- Children depend upon adults for instruction in their physical, psychological and life skills support. When learning, they expect to be directed by adults.
- Children believe that one of their major roles in life is to learn from adults.
- Children learn quickly.
- Children are open to new information and will
readily adjust their views.
- For the most part, children learn what they are told to learn.
- Children filter very little of what they are taught. If an adult tells them, they will
most likely accept it as fact.
- Children believe learning is important if adults tell them it is important.
- Children usually learn in groups of others that are much like them – same age, same educational level, similar socio-economic groups, similar belief systems.
- Children's readiness to learn is linked to both academic development and biological development.
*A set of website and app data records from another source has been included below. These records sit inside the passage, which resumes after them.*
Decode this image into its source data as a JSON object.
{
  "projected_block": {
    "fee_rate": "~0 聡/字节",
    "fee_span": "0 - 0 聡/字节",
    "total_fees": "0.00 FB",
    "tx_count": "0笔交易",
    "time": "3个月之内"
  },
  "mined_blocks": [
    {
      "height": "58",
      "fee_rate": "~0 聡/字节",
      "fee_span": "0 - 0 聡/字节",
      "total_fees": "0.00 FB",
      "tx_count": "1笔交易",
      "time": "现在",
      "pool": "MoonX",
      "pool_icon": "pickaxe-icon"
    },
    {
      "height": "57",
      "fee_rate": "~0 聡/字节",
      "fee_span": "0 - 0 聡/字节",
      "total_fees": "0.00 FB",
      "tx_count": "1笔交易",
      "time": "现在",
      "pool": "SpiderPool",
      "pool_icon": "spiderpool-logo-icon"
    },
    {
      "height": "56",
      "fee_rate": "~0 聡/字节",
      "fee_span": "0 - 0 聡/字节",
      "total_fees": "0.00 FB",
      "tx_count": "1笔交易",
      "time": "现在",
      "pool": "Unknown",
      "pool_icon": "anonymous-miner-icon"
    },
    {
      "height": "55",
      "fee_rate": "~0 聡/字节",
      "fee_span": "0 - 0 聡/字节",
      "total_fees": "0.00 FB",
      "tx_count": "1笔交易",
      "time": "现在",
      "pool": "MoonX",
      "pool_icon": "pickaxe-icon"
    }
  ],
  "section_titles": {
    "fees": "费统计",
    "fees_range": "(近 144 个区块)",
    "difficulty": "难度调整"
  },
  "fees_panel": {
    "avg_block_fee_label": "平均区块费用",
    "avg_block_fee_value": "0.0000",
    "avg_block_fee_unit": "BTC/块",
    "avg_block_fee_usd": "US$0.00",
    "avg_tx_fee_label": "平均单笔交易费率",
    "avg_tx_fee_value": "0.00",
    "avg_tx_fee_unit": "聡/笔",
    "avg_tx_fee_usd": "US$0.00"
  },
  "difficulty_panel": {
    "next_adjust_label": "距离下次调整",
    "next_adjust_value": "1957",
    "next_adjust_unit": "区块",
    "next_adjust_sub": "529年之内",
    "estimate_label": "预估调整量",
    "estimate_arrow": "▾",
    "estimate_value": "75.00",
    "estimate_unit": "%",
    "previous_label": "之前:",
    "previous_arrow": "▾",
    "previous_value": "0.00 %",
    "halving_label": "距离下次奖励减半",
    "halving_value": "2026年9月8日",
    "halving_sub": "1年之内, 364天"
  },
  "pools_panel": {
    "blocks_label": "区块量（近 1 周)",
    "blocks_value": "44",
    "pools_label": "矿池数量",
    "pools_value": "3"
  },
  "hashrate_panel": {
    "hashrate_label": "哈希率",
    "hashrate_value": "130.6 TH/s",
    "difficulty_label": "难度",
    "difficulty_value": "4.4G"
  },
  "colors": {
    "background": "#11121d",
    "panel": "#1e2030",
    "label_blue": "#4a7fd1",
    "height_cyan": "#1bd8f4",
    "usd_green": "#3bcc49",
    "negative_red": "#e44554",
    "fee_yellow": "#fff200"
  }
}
- Children can be externally motivated by the promise of good grades, praise from parents and/or teachers.
- Children have less well-formed sets of expectations in terms of formal learning experiences. Their "filter" of past experience is smaller than that of adults.
Telling children that they CAN do something is often a prescription for success. In turn, telling them they cannot do something often convinces them that they can’t.
Questions to Ponder:
- When teaching children, how important is it to be clear and careful with facts being presented?
- How important is it to be positive and encouraging?
- How essential is it to realize the influence you have in a child’s learning process?
- What can you do to be the most valuable instructor of children?
- How does your instructional style fit with the Learning Pyramid?